Back in June, our Landscape Architecture team were announced as finalists in the Te Nohonga Tuarua Seat Design Challenge Round Two. More info HERE. The design brief was to come up with a concept relative to climate resilience. Our teams design is titled Mataora, and it references the circle of life, a hinaki form, and a weaved net. It talks about the journey of life, through learning, discovery, change, and adaptation. Being finalists meant that we were able to take the design to the next stage, which is building and installing at Britomart.
Now that our design is officially installed at Britomart, it will then be later be stationed at Brick Bay. This morning there was a ceremony for the Nohonga down at Britomart. There was a blessing before some short speeches from the sponsors and then a short intro from each team to their Nohonga.
Interview with Jeremy Hansen from Britomart
Jeremy Hansen from Britomart, interviewed our team as “one of two design teams are thinking about climate resilience while sitting down.” Below is an excerpt from the interview:

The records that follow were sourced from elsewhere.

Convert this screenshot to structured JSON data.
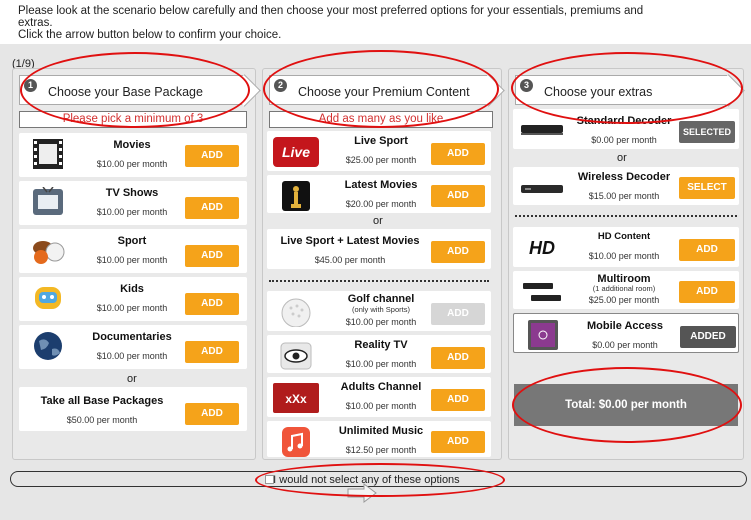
{
  "instructions": {
    "line1": "Please look at the scenario below carefully and then choose your most preferred options for your essentials, premiums and",
    "line2": "extras.",
    "line3": "Click the arrow button below to confirm your choice."
  },
  "progress": "(1/9)",
  "col1": {
    "step": "1",
    "header": "Choose your Base Package",
    "hint": "Please pick a minimum of 3",
    "items": [
      {
        "name": "Movies",
        "price": "$10.00 per month",
        "button": "ADD",
        "icon": "film-icon"
      },
      {
        "name": "TV Shows",
        "price": "$10.00 per month",
        "button": "ADD",
        "icon": "tv-icon"
      },
      {
        "name": "Sport",
        "price": "$10.00 per month",
        "button": "ADD",
        "icon": "balls-icon"
      },
      {
        "name": "Kids",
        "price": "$10.00 per month",
        "button": "ADD",
        "icon": "robot-icon"
      },
      {
        "name": "Documentaries",
        "price": "$10.00 per month",
        "button": "ADD",
        "icon": "globe-icon"
      }
    ],
    "or": "or",
    "all": {
      "name": "Take all Base Packages",
      "price": "$50.00 per month",
      "button": "ADD"
    }
  },
  "col2": {
    "step": "2",
    "header": "Choose your Premium Content",
    "hint": "Add as many as you like",
    "items": [
      {
        "name": "Live Sport",
        "price": "$25.00 per month",
        "button": "ADD",
        "icon": "live-icon",
        "icon_text": "Live"
      },
      {
        "name": "Latest Movies",
        "price": "$20.00 per month",
        "button": "ADD",
        "icon": "oscar-icon"
      }
    ],
    "or": "or",
    "combo": {
      "name": "Live Sport + Latest Movies",
      "price": "$45.00 per month",
      "button": "ADD"
    },
    "items2": [
      {
        "name": "Golf channel",
        "sub": "(only with Sports)",
        "price": "$10.00 per month",
        "button": "ADD",
        "disabled": true,
        "icon": "golf-ball-icon"
      },
      {
        "name": "Reality TV",
        "price": "$10.00 per month",
        "button": "ADD",
        "icon": "eye-icon"
      },
      {
        "name": "Adults Channel",
        "price": "$10.00 per month",
        "button": "ADD",
        "icon": "xxx-folder-icon",
        "icon_text": "xXx"
      },
      {
        "name": "Unlimited Music",
        "price": "$12.50 per month",
        "button": "ADD",
        "icon": "music-icon"
      }
    ]
  },
  "col3": {
    "step": "3",
    "header": "Choose your extras",
    "standard": {
      "name": "Standard Decoder",
      "price": "$0.00 per month",
      "button": "SELECTED"
    },
    "or": "or",
    "wireless": {
      "name": "Wireless Decoder",
      "price": "$15.00 per month",
      "button": "SELECT"
    },
    "hd": {
      "name": "HD Content",
      "price": "$10.00 per month",
      "button": "ADD",
      "icon_text": "HD"
    },
    "multiroom": {
      "name": "Multiroom",
      "sub": "(1 additional room)",
      "price": "$25.00 per month",
      "button": "ADD"
    },
    "mobile": {
      "name": "Mobile Access",
      "price": "$0.00 per month",
      "button": "ADDED"
    }
  },
  "total": "Total: $0.00 per month",
  "none_option": "I would not select any of these options",
  "colors": {
    "add": "#f5a31a",
    "hint_text": "#d32f2f",
    "annotation": "#e01010"
  }
}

JEREMY HANSEN:Part of your Nohonga seat is modelled on a hīnaki or eel trap. What made you choose it as a metaphor?
JOSEPH MCCREADY: The location we’re designing for in Britomart is sort of on the historical precipice between fresh water and salt water. That’s the realm of eels, tuna. Māori would’ve harvested tuna at river mouths that would’ve exited into the Waitematā Harbour. Most hīnaki were actually constructed of quite relatively fragile pieces, but as a whole, through the amazing design and construction over probably generations and generations, all those quite fragile parts combined to create quite a strong structure that’s designed to provide sustenance to people. So we’re playing with that form and cutting through it. If you cut a slice right through a hīnaki you end up with quite a round shape, which then gives us the chance to use a bit of designers’ licence to connect it to something bigger: cycles of life, birth, death, changes of season and that sort of thing.

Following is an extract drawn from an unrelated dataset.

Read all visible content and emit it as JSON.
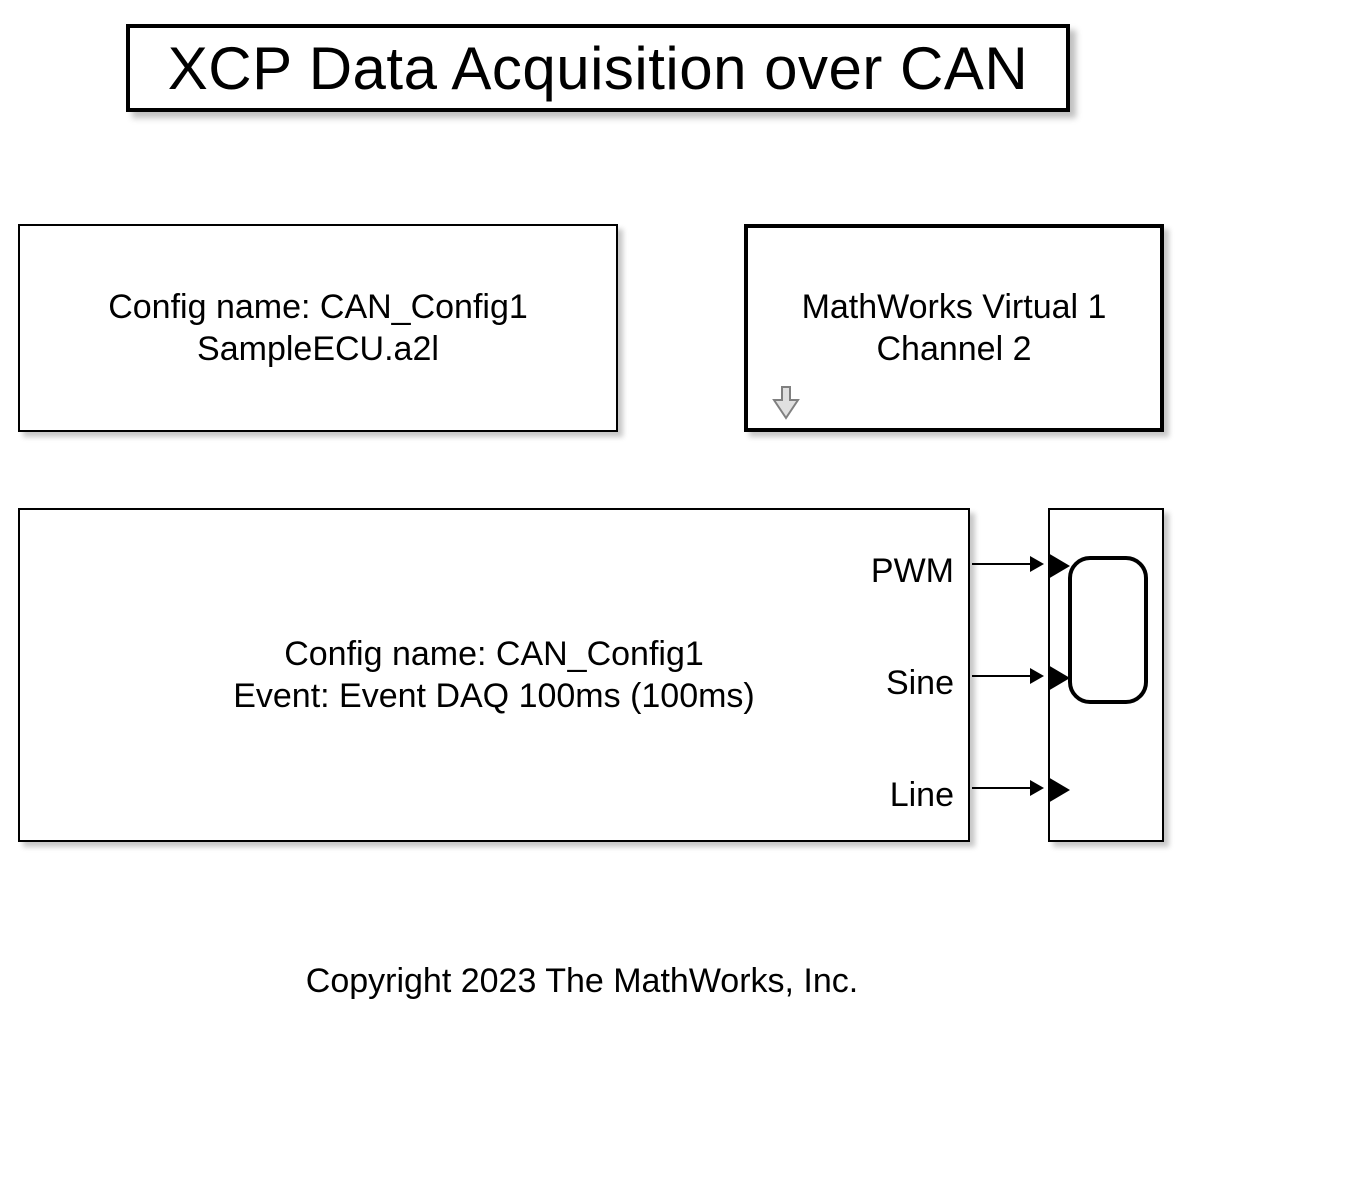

CHARLOTTE GRIEVE We wanted it to be playful from the start. So the net kind of lent itself to that, a play element inserted within just a regular thing. When you look inside the circle you notice the use of color, which has just been through application of paint. And then we’ve used the colorful net, so to try and give it some impact._________
JEREMY HANSEN:How does your design respond to the theme of climate resilience in its material selection?
CHARLOTTE GRIEVE We have tried to use recycled materials where we can – the that we’ve used for the seat is from off-cuts from our manufacturers.
JOSEPH MCCREADY The first concept used concrete, and so we went through design iterations to try and reduce the weight and the embodied carbon in the seat. We landed on a folded sheet of steel and some recycled timber. It’s very simple. You have the volume and the permanent kind of look and mass without actually having to use the concrete._________
JEREMY HANSEN: How do you feel as landscape architects about your ability to mitigate climate change?
CHARLOTTE GRIEVE: I reckon it’s about making places usable, but not just for humans, for all types of species. You can make a space that humans can inhabit and socialise in and whatnot, but you can also introduce plants that can hold a whole ecosystem for other species. So it’s just sort about making New Zealand and the world habitable for everyone, not just for us.
JOSEPH MCCREADY: When I first started out, everything was quite tortured and mono-cultured, with very manicured lawns and hedges and straight lines, with all the effort and maintenance and costs and inputs that come with that system. But I think over the last 15 or so years, people have started to relax a bit more. And so you see more meadows, more naturalised planting types.
CHARLOTTE GRIEVE: That being with nature, not dominating it.
JOSEPH MCCREADY: It’s chilling out, relaxing a bit more and letting things sort be what they are rather than forcing them to be something they’re not. I kind of see us as that interface between natural systems and architectural form. I think landscape architects do a good job of providing for ecosystems and natural processes to happen in and around those buildings.
You read the full interview with our team HERE
Congratulations again to our Landscape Architecture team – Charlotte Grieve, Joseph McCready and Erin Phillips.
Please note: First five photos below are taken by Joe Hockley